● **RECORDS SHOWN**
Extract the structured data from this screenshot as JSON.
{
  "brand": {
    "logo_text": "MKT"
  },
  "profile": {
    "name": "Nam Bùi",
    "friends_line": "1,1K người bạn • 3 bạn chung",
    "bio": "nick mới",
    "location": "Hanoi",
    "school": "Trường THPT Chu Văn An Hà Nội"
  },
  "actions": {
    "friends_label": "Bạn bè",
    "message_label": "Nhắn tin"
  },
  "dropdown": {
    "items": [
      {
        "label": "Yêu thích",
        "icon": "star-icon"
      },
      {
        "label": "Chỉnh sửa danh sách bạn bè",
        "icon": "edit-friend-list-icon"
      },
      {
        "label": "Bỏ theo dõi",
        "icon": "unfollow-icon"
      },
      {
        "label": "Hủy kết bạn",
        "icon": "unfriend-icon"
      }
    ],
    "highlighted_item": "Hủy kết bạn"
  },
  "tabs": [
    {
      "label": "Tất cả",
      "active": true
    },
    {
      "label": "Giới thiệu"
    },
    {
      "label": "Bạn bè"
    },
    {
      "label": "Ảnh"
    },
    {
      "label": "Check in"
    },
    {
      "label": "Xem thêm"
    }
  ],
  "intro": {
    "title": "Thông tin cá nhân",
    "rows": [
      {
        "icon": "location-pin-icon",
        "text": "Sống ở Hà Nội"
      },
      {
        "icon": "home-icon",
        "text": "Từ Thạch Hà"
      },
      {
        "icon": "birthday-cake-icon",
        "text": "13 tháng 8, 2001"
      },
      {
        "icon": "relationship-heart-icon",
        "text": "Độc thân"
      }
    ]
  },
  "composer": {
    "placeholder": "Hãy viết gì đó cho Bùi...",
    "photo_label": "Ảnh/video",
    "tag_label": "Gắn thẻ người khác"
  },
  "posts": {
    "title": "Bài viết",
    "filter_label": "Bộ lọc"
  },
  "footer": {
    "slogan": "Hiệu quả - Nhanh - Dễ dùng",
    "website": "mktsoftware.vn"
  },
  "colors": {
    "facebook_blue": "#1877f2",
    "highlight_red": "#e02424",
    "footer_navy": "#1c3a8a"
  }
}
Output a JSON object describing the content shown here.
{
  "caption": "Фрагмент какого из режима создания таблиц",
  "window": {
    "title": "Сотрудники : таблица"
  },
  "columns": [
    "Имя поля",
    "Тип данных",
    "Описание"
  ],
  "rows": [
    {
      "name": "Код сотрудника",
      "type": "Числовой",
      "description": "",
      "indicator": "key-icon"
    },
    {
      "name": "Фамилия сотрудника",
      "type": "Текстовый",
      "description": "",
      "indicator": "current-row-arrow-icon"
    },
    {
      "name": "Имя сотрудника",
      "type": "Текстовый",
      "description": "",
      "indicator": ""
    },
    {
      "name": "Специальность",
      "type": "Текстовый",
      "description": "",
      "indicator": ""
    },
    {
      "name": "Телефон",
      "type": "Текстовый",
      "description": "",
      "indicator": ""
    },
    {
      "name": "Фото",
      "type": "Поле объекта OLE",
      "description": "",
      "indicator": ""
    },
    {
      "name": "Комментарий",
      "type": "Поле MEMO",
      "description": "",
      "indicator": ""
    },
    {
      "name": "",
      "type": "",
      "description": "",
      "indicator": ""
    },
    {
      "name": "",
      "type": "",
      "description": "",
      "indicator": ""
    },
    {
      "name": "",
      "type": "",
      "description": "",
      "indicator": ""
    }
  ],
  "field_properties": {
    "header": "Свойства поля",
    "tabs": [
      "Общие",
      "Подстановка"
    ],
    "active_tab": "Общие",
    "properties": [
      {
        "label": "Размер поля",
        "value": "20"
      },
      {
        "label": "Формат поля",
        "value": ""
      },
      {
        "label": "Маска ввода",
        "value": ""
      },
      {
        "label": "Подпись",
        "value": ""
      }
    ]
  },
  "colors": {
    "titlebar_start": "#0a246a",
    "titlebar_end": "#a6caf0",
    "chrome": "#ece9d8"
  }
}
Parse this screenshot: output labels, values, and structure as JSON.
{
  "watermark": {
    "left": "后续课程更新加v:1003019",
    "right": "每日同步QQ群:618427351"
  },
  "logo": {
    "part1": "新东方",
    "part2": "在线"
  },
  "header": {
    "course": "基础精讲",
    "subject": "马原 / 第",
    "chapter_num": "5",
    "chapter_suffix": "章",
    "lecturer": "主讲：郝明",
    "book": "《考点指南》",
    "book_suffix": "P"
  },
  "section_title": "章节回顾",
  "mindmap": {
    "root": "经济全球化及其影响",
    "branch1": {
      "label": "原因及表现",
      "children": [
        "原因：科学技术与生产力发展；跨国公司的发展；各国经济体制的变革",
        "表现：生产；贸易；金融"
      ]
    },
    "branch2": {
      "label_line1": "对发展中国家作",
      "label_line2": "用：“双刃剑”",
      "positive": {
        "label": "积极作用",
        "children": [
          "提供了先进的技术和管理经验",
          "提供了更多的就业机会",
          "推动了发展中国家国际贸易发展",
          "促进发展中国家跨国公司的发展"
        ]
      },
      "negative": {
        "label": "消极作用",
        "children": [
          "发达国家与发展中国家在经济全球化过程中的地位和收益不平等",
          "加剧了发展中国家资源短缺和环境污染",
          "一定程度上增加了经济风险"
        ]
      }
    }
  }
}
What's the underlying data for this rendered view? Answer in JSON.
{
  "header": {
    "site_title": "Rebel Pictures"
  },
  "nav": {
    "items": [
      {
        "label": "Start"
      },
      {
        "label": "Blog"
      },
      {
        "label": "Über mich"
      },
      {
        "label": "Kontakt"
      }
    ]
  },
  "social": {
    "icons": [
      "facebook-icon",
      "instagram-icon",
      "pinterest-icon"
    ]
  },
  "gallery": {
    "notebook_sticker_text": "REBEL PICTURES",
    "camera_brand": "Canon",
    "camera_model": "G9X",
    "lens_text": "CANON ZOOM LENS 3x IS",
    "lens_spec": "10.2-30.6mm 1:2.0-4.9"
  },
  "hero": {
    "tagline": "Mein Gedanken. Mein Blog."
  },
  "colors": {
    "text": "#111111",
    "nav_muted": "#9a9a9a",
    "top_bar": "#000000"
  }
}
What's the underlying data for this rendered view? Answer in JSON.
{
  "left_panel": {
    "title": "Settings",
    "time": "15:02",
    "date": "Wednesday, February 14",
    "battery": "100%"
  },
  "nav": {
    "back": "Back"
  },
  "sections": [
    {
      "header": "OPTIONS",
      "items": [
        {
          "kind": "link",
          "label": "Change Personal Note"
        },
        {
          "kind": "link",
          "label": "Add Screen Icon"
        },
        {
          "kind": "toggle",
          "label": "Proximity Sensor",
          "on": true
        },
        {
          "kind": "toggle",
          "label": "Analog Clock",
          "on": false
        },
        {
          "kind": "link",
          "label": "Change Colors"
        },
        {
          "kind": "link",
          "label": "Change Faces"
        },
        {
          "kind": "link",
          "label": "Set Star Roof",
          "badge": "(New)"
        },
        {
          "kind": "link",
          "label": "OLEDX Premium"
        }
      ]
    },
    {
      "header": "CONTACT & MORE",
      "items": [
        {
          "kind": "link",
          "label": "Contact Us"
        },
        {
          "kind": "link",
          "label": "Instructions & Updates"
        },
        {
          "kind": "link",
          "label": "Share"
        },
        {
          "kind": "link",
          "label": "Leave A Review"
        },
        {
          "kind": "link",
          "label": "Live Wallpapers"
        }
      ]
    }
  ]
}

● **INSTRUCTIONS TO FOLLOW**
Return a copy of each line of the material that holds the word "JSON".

● **ANSWER TO THIS EXERCISE**
Extract the structured data from this screenshot as JSON.
Output a JSON object describing the content shown here.
Parse this screenshot: output labels, values, and structure as JSON.
What's the underlying data for this rendered view? Answer in JSON.
What's the underlying data for this rendered view? Answer in JSON.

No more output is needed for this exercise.